From Steve Florman: I served in the Italy Catania Mission under President Vincenzo Conforte from 1987 to 1989. In early 1988, when I was in Catania as mission secretary, I was approached by Sister Rita Piconese, one of the sister missionaries in the city. She told me that she and her companion had an investigator who was ready for baptism, and asked if I would be willing to perform the ordinance. "Of course!" I replied. "I'm honored! Why are you asking me?" I was taken aback by her reply: "You're the biggest elder in Catania." At 6'3" and about 220 pounds I guess I was, but I wondered what I was volunteering for.
When I met the investigator, Vincenza, I found out. She was about 5 foot 5 and must have weighed close to 300 pounds. At that time, the Catania chapel was in a storefront sort of building, and we had no permanent font - just one of those huge rubber porta-fonts that you assemble out of pipes and fill with a garden hose. Although she was very slightly mentally retarded, Vincenza was a wonderful, cheerful woman with a sparkle in her eye and a strong handshake and you could feel how badly she wanted to be baptized. She had no doubts about the gospel, real child-like faith. So we set the date - January 2, 1988 - and filled the porta-font, and the sisters went through who-knows-how-much trouble to find a white dress big enough for her. The evening came. Vincenza couldn't get into the font over the side; we had to place folding chairs inside and outside so she could clamber in with the sisters holding up a blanket to hide this slightly-immodest procedure from view. When they lowered the blanket, I stepped up into the font, took Vincenza by the wrist as we had practiced, raised my right arm to the square, and said, "Vincenza, essendo stato incaricato da Gesu' Cristo, ti battezzo nel nome del padre, e del Figliuolo, e dello Spirito Santo, Amen." She bent her knees and went over backwards. I had to half-turn and actually sit on her to get her all the way under. But the spirit that filled that little chapel, and touched my heart, was one of the strongest manifestations of the Holy Spirit I have ever felt, and as the witnesses nodded and she came up out of the water, we had our sure witness that this baptism had been registered in heaven and that there was much rejoicing there. It was a wonderful, wonderful experience and I have never forgotten it. Despite the almost comic-opera logistics, it was a marvelous baptism and I am very grateful to have been part of it. I know that it is real authority we have to perform that ordinance - that was made clear to me that evening.

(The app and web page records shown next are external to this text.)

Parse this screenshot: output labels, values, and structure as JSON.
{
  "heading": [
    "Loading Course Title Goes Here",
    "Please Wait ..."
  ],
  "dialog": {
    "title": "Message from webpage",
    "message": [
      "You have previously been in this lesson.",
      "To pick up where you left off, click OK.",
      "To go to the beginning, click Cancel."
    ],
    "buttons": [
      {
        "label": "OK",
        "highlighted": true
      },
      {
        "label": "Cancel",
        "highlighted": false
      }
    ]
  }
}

After her baptism, Vincenza was called as a district missionary (this was before there were any stakes in the Catania mission). The sisters worked with her, and they told her she could only wear her missionary nametag when she was out with them actually doing the work. Every so often, we or the sisters would run into Vincenza around town, and she'd talk to us with her arms folded tightly across her chest. Well, she was covering up that nametag - she wore it all the time, and was a tireless witness of the restored Gospel. She'd talk to anyone, anywhere, any time about the Church. Eventually the sisters gave up on the nametag issue, and she wore it pretty much constantly.
About a year later I was back in Catania preparing to go home, and I was catching up on the branch there. I was told that Vincenza had passed away just a couple of months earlier. I guess the weight was too big a strain on her valiant heart. I cried as I thought about her excitement about the Gospel, about the opportunities I had missed to share that message with people, and about how glad I was that she had been a member of the Church, safe in the truth, for a year before her death. Although she never had the chance to attend the temple, I think the angels were waiting for her with open arms when she arrived.